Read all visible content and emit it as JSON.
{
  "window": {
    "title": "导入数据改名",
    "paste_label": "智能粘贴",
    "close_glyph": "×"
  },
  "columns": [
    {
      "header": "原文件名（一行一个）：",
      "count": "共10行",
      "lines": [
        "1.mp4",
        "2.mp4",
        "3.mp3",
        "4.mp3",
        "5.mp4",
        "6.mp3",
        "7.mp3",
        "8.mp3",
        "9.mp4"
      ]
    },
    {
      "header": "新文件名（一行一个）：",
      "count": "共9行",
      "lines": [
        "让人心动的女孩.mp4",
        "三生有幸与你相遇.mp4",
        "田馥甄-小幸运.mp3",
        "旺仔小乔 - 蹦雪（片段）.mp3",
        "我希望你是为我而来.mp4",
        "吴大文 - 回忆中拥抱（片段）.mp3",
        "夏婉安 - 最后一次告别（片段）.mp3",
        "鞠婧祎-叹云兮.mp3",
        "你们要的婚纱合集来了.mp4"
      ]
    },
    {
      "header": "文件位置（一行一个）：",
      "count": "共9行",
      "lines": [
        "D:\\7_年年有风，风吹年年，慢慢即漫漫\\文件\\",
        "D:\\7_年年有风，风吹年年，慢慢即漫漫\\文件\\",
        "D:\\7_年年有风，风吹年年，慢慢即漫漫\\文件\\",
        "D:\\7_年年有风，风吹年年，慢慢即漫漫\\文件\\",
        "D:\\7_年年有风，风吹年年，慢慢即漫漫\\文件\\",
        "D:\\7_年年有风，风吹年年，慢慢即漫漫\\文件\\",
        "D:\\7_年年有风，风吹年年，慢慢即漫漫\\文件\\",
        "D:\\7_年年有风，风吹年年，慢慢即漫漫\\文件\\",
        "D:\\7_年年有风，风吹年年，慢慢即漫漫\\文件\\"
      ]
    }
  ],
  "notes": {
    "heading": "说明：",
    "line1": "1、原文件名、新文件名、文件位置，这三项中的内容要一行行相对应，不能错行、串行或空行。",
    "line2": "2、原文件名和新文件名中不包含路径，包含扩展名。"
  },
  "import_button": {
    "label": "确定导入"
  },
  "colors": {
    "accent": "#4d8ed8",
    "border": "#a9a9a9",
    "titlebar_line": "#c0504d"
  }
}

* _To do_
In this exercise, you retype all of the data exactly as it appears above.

* _Output_
Read all visible content and emit it as JSON.
{
  "window": {
    "title": "导入数据改名",
    "paste_label": "智能粘贴",
    "close_glyph": "×"
  },
  "columns": [
    {
      "header": "原文件名（一行一个）：",
      "count": "共10行",
      "lines": [
        "1.mp4",
        "2.mp4",
        "3.mp3",
        "4.mp3",
        "5.mp4",
        "6.mp3",
        "7.mp3",
        "8.mp3",
        "9.mp4"
      ]
    },
    {
      "header": "新文件名（一行一个）：",
      "count": "共9行",
      "lines": [
        "让人心动的女孩.mp4",
        "三生有幸与你相遇.mp4",
        "田馥甄-小幸运.mp3",
        "旺仔小乔 - 蹦雪（片段）.mp3",
        "我希望你是为我而来.mp4",
        "吴大文 - 回忆中拥抱（片段）.mp3",
        "夏婉安 - 最后一次告别（片段）.mp3",
        "鞠婧祎-叹云兮.mp3",
        "你们要的婚纱合集来了.mp4"
      ]
    },
    {
      "header": "文件位置（一行一个）：",
      "count": "共9行",
      "lines": [
        "D:\\7_年年有风，风吹年年，慢慢即漫漫\\文件\\",
        "D:\\7_年年有风，风吹年年，慢慢即漫漫\\文件\\",
        "D:\\7_年年有风，风吹年年，慢慢即漫漫\\文件\\",
        "D:\\7_年年有风，风吹年年，慢慢即漫漫\\文件\\",
        "D:\\7_年年有风，风吹年年，慢慢即漫漫\\文件\\",
        "D:\\7_年年有风，风吹年年，慢慢即漫漫\\文件\\",
        "D:\\7_年年有风，风吹年年，慢慢即漫漫\\文件\\",
        "D:\\7_年年有风，风吹年年，慢慢即漫漫\\文件\\",
        "D:\\7_年年有风，风吹年年，慢慢即漫漫\\文件\\"
      ]
    }
  ],
  "notes": {
    "heading": "说明：",
    "line1": "1、原文件名、新文件名、文件位置，这三项中的内容要一行行相对应，不能错行、串行或空行。",
    "line2": "2、原文件名和新文件名中不包含路径，包含扩展名。"
  },
  "import_button": {
    "label": "确定导入"
  },
  "colors": {
    "accent": "#4d8ed8",
    "border": "#a9a9a9",
    "titlebar_line": "#c0504d"
  }
}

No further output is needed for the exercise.